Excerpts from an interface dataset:
'''

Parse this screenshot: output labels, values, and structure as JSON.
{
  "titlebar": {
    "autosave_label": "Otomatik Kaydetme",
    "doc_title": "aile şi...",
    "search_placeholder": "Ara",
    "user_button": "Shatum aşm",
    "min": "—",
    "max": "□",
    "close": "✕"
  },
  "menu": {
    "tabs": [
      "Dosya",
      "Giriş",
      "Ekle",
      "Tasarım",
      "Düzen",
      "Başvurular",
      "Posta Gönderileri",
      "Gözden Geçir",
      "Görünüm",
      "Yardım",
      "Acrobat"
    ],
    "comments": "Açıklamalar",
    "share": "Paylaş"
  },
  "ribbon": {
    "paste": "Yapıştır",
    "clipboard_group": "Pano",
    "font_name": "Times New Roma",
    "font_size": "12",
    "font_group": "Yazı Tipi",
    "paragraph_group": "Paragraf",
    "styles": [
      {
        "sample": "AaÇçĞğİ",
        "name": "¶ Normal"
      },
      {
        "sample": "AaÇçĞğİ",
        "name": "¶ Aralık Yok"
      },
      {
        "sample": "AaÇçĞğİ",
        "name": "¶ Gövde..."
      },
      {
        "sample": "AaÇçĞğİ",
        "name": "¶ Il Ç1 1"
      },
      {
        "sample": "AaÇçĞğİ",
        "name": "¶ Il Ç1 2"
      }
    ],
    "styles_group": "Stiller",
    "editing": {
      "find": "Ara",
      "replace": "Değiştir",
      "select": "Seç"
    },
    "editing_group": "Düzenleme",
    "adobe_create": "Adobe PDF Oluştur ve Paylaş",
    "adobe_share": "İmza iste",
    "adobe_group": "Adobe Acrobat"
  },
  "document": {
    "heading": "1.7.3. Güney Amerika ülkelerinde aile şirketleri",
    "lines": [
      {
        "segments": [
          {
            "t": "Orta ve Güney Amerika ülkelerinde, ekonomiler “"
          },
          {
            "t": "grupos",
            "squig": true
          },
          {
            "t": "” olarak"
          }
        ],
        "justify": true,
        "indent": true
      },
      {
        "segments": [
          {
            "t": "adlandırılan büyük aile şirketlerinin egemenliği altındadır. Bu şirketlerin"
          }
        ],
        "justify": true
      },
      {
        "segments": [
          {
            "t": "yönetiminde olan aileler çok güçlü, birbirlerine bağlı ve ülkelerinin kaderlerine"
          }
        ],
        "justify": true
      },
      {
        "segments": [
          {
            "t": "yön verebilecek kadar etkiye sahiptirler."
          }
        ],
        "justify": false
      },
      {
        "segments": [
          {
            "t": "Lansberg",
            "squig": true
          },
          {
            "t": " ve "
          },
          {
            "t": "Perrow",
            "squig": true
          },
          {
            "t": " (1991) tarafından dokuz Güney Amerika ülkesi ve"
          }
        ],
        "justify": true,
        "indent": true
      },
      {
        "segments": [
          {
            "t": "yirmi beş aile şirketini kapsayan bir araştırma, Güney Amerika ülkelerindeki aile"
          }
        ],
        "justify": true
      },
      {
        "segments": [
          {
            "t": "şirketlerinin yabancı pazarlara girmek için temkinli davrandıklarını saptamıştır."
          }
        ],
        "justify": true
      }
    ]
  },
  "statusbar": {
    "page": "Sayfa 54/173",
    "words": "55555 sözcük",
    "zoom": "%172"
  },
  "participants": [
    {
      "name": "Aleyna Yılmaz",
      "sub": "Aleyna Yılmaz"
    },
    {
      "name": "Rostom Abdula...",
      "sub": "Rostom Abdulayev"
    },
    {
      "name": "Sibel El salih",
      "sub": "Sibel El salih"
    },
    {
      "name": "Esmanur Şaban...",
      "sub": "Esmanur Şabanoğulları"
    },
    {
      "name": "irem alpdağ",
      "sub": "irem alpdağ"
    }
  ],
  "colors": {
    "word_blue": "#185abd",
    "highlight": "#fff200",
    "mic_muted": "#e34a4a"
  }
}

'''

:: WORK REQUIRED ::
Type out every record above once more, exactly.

:: RESPONSE FOR THIS EXERCISE ::
Parse this screenshot: output labels, values, and structure as JSON.
{
  "titlebar": {
    "autosave_label": "Otomatik Kaydetme",
    "doc_title": "aile şi...",
    "search_placeholder": "Ara",
    "user_button": "Shatum aşm",
    "min": "—",
    "max": "□",
    "close": "✕"
  },
  "menu": {
    "tabs": [
      "Dosya",
      "Giriş",
      "Ekle",
      "Tasarım",
      "Düzen",
      "Başvurular",
      "Posta Gönderileri",
      "Gözden Geçir",
      "Görünüm",
      "Yardım",
      "Acrobat"
    ],
    "comments": "Açıklamalar",
    "share": "Paylaş"
  },
  "ribbon": {
    "paste": "Yapıştır",
    "clipboard_group": "Pano",
    "font_name": "Times New Roma",
    "font_size": "12",
    "font_group": "Yazı Tipi",
    "paragraph_group": "Paragraf",
    "styles": [
      {
        "sample": "AaÇçĞğİ",
        "name": "¶ Normal"
      },
      {
        "sample": "AaÇçĞğİ",
        "name": "¶ Aralık Yok"
      },
      {
        "sample": "AaÇçĞğİ",
        "name": "¶ Gövde..."
      },
      {
        "sample": "AaÇçĞğİ",
        "name": "¶ Il Ç1 1"
      },
      {
        "sample": "AaÇçĞğİ",
        "name": "¶ Il Ç1 2"
      }
    ],
    "styles_group": "Stiller",
    "editing": {
      "find": "Ara",
      "replace": "Değiştir",
      "select": "Seç"
    },
    "editing_group": "Düzenleme",
    "adobe_create": "Adobe PDF Oluştur ve Paylaş",
    "adobe_share": "İmza iste",
    "adobe_group": "Adobe Acrobat"
  },
  "document": {
    "heading": "1.7.3. Güney Amerika ülkelerinde aile şirketleri",
    "lines": [
      {
        "segments": [
          {
            "t": "Orta ve Güney Amerika ülkelerinde, ekonomiler “"
          },
          {
            "t": "grupos",
            "squig": true
          },
          {
            "t": "” olarak"
          }
        ],
        "justify": true,
        "indent": true
      },
      {
        "segments": [
          {
            "t": "adlandırılan büyük aile şirketlerinin egemenliği altındadır. Bu şirketlerin"
          }
        ],
        "justify": true
      },
      {
        "segments": [
          {
            "t": "yönetiminde olan aileler çok güçlü, birbirlerine bağlı ve ülkelerinin kaderlerine"
          }
        ],
        "justify": true
      },
      {
        "segments": [
          {
            "t": "yön verebilecek kadar etkiye sahiptirler."
          }
        ],
        "justify": false
      },
      {
        "segments": [
          {
            "t": "Lansberg",
            "squig": true
          },
          {
            "t": " ve "
          },
          {
            "t": "Perrow",
            "squig": true
          },
          {
            "t": " (1991) tarafından dokuz Güney Amerika ülkesi ve"
          }
        ],
        "justify": true,
        "indent": true
      },
      {
        "segments": [
          {
            "t": "yirmi beş aile şirketini kapsayan bir araştırma, Güney Amerika ülkelerindeki aile"
          }
        ],
        "justify": true
      },
      {
        "segments": [
          {
            "t": "şirketlerinin yabancı pazarlara girmek için temkinli davrandıklarını saptamıştır."
          }
        ],
        "justify": true
      }
    ]
  },
  "statusbar": {
    "page": "Sayfa 54/173",
    "words": "55555 sözcük",
    "zoom": "%172"
  },
  "participants": [
    {
      "name": "Aleyna Yılmaz",
      "sub": "Aleyna Yılmaz"
    },
    {
      "name": "Rostom Abdula...",
      "sub": "Rostom Abdulayev"
    },
    {
      "name": "Sibel El salih",
      "sub": "Sibel El salih"
    },
    {
      "name": "Esmanur Şaban...",
      "sub": "Esmanur Şabanoğulları"
    },
    {
      "name": "irem alpdağ",
      "sub": "irem alpdağ"
    }
  ],
  "colors": {
    "word_blue": "#185abd",
    "highlight": "#fff200",
    "mic_muted": "#e34a4a"
  }
}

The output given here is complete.